The love of song and a use of music as communication medium run through his career, which, he noted, has seen different stages. “When I started, I was in my Slain in the Spirit stage when I talked a lot about the filling of the Holy Spirit. Then came my Angry Young Man stage, where I was all about social justice, my ‘Kingdom In The Streets’ (album) period. Then, in my 30s, I was angry at evangelicalism,” he said.
About 20 years ago, however, he mellowed into a broader view of things. “I started talking about living life to the fullest and caring about all things — social justice and quality of life,” he said. Medema noticed many of those in church work flirted with job burnout.

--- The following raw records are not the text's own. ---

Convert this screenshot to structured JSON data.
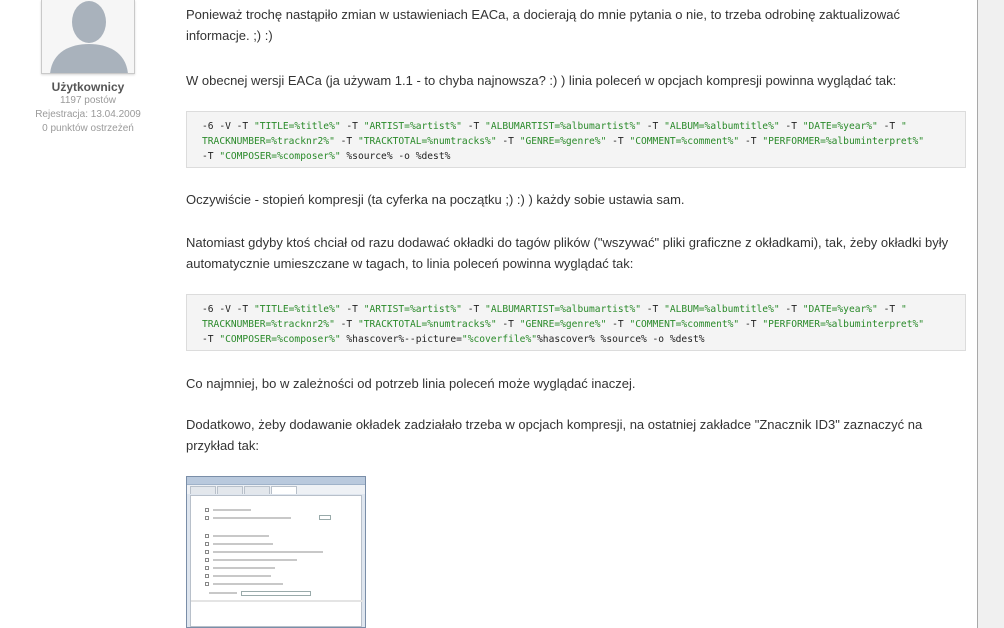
{
  "user": {
    "name": "Użytkownicy",
    "posts": "1197 postów",
    "registered": "Rejestracja: 13.04.2009",
    "warnings": "0 punktów ostrzeżeń",
    "avatar_icon": "default-avatar-icon"
  },
  "post": {
    "p1": "Ponieważ trochę nastąpiło zmian w ustawieniach EACa, a docierają do mnie pytania o nie, to trzeba odrobinę zaktualizować informacje. ;) :)",
    "p2": "W obecnej wersji EACa (ja używam 1.1 - to chyba najnowsza? :) ) linia poleceń w opcjach kompresji powinna wyglądać tak:",
    "code1": [
      [
        [
          "k",
          "-6 -V -T "
        ],
        [
          "s",
          "\"TITLE=%title%\""
        ],
        [
          "k",
          " -T "
        ],
        [
          "s",
          "\"ARTIST=%artist%\""
        ],
        [
          "k",
          " -T "
        ],
        [
          "s",
          "\"ALBUMARTIST=%albumartist%\""
        ],
        [
          "k",
          " -T "
        ],
        [
          "s",
          "\"ALBUM=%albumtitle%\""
        ],
        [
          "k",
          " -T "
        ],
        [
          "s",
          "\"DATE=%year%\""
        ],
        [
          "k",
          " -T "
        ],
        [
          "s",
          "\""
        ]
      ],
      [
        [
          "s",
          "TRACKNUMBER=%tracknr2%\""
        ],
        [
          "k",
          " -T "
        ],
        [
          "s",
          "\"TRACKTOTAL=%numtracks%\""
        ],
        [
          "k",
          " -T "
        ],
        [
          "s",
          "\"GENRE=%genre%\""
        ],
        [
          "k",
          " -T "
        ],
        [
          "s",
          "\"COMMENT=%comment%\""
        ],
        [
          "k",
          " -T "
        ],
        [
          "s",
          "\"PERFORMER=%albuminterpret%\""
        ]
      ],
      [
        [
          "k",
          "-T "
        ],
        [
          "s",
          "\"COMPOSER=%composer%\""
        ],
        [
          "k",
          " %source% -o %dest%"
        ]
      ]
    ],
    "p3": "Oczywiście - stopień kompresji (ta cyferka na początku ;) :) ) każdy sobie ustawia sam.",
    "p4": "Natomiast gdyby ktoś chciał od razu dodawać okładki do tagów plików (\"wszywać\" pliki graficzne z okładkami), tak, żeby okładki były automatycznie umieszczane w tagach, to linia poleceń powinna wyglądać tak:",
    "code2": [
      [
        [
          "k",
          "-6 -V -T "
        ],
        [
          "s",
          "\"TITLE=%title%\""
        ],
        [
          "k",
          " -T "
        ],
        [
          "s",
          "\"ARTIST=%artist%\""
        ],
        [
          "k",
          " -T "
        ],
        [
          "s",
          "\"ALBUMARTIST=%albumartist%\""
        ],
        [
          "k",
          " -T "
        ],
        [
          "s",
          "\"ALBUM=%albumtitle%\""
        ],
        [
          "k",
          " -T "
        ],
        [
          "s",
          "\"DATE=%year%\""
        ],
        [
          "k",
          " -T "
        ],
        [
          "s",
          "\""
        ]
      ],
      [
        [
          "s",
          "TRACKNUMBER=%tracknr2%\""
        ],
        [
          "k",
          " -T "
        ],
        [
          "s",
          "\"TRACKTOTAL=%numtracks%\""
        ],
        [
          "k",
          " -T "
        ],
        [
          "s",
          "\"GENRE=%genre%\""
        ],
        [
          "k",
          " -T "
        ],
        [
          "s",
          "\"COMMENT=%comment%\""
        ],
        [
          "k",
          " -T "
        ],
        [
          "s",
          "\"PERFORMER=%albuminterpret%\""
        ]
      ],
      [
        [
          "k",
          "-T "
        ],
        [
          "s",
          "\"COMPOSER=%composer%\""
        ],
        [
          "k",
          " %hascover%--picture="
        ],
        [
          "s",
          "\"%coverfile%\""
        ],
        [
          "k",
          "%hascover% %source% -o %dest%"
        ]
      ]
    ],
    "p5": "Co najmniej, bo w zależności od potrzeb linia poleceń może wyglądać inaczej.",
    "p6": "Dodatkowo, żeby dodawanie okładek zadziałało trzeba w opcjach kompresji, na ostatniej zakładce \"Znacznik ID3\" zaznaczyć na przykład tak:"
  },
  "colors": {
    "code_string": "#2a8a2a",
    "code_bg": "#f4f4f4",
    "text": "#333333"
  }
}
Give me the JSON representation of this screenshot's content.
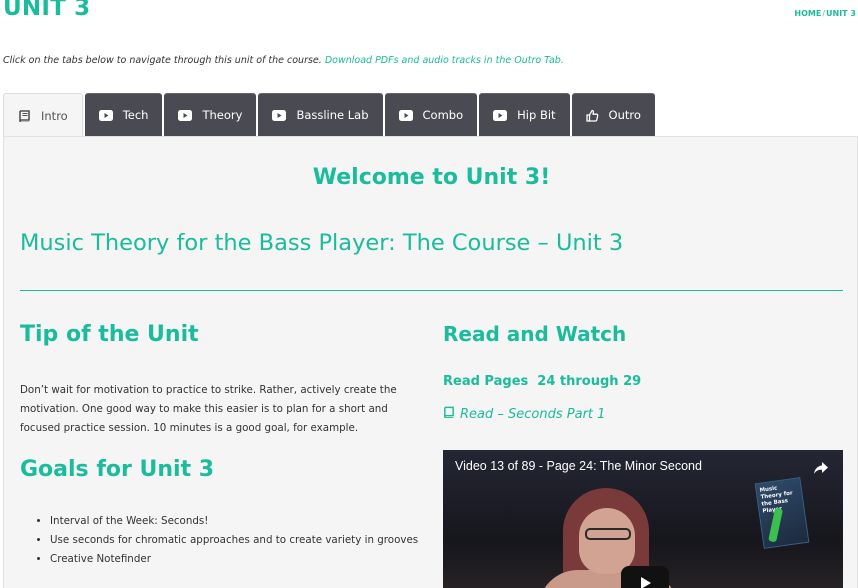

Others had secured comfortable lifestyles, but struggled with boredom and a flatness of life.
To address that, Medema broadened his music and composing work to create Interlude, a foundation that provides retreats meant to refresh the spirit and recharge a love for life.
“We want to provide space in chaos, silence in noise,” he said.
Wednesday’s free concert, held to raise funds for the Hurricane Harvey-damaged Perpetual Hope Home in Victoria, will feature some old Christian favorites such as “Lord Listen To Your Children Praying” and “Come Let Us Reason.” It also will feature something new, created from new stories he will hear on the theme, “We give because we’ve been given to,” he said.
At an age where he could retire and enjoy life with his wife Jane, their children and four grandchildren, Medema still finds his work energizing. “I’m feeling as young as ever,” he said.
Preceding Medema’s concert is a 5:30 p.m. meal at the church provided by Luna Juice Bar with proceeds going to the Victoria home.
For Jennifer Knapp, 43, songs and music have provided a means of working out inner thoughts of self-identity, community and faith, even when answers caused her to lose some fans and gain others.
The Kansas native found success as a Christian singer-songwriter in the 1990s, winning several Dove Awards and a Grammy Award nomination for such albums as “Kansas,” “Lay It Down” and “The Way I Am.” Burned out by touring, she took a career break and moved to Australia in 2002. By 2009, Knapp found herself gravitating back to music and returned to performing. The next year she announced she was a lesbian and watched as the churches that once supported her concerts refused to book her.
Knapp resolved to rebuild her career outside of contemporary Christian music, but couldn’t make a clean break with her faith.
“I thought, ‘I’ll never have to talk to Christians again,’” she recalled. “I’m really glad that hasn’t turned out to be the case.”
She continued to write songs about how she felt and thought, though not overtly Christian in their references, and found new audiences that responded.
“There’s this community there. It is a different kind of spirituality, but it takes place in a bar. We all share in it,” she said.
Knapp created the Inside Out Faith foundation to speak to faith issues with LGBT believers and she’ll speak from that perspective at “Unauthorized: Nevertheless She Preached,” a celebration of women and preaching held Tuesday and Wednesday at University Baptist Church. She’s finishing a master’s degree in theology at Vanderbilt University — it ups the game for her music, she said — and she has a new album out, “Love Comes Back Around” with a message of love as an agent that binds people together.
She found the process of integrating her sexuality and faith an essentially soulful struggle.
“The irony is that the church says you can’t do that work here, but that’s a deeply spiritual process,” she noted.
Expanding the conversation of faith to diverse gender identities broadens and enriches it, Knapp said. “The faith experience is so meaningful to me I haven’t wanted to give it up,” she said.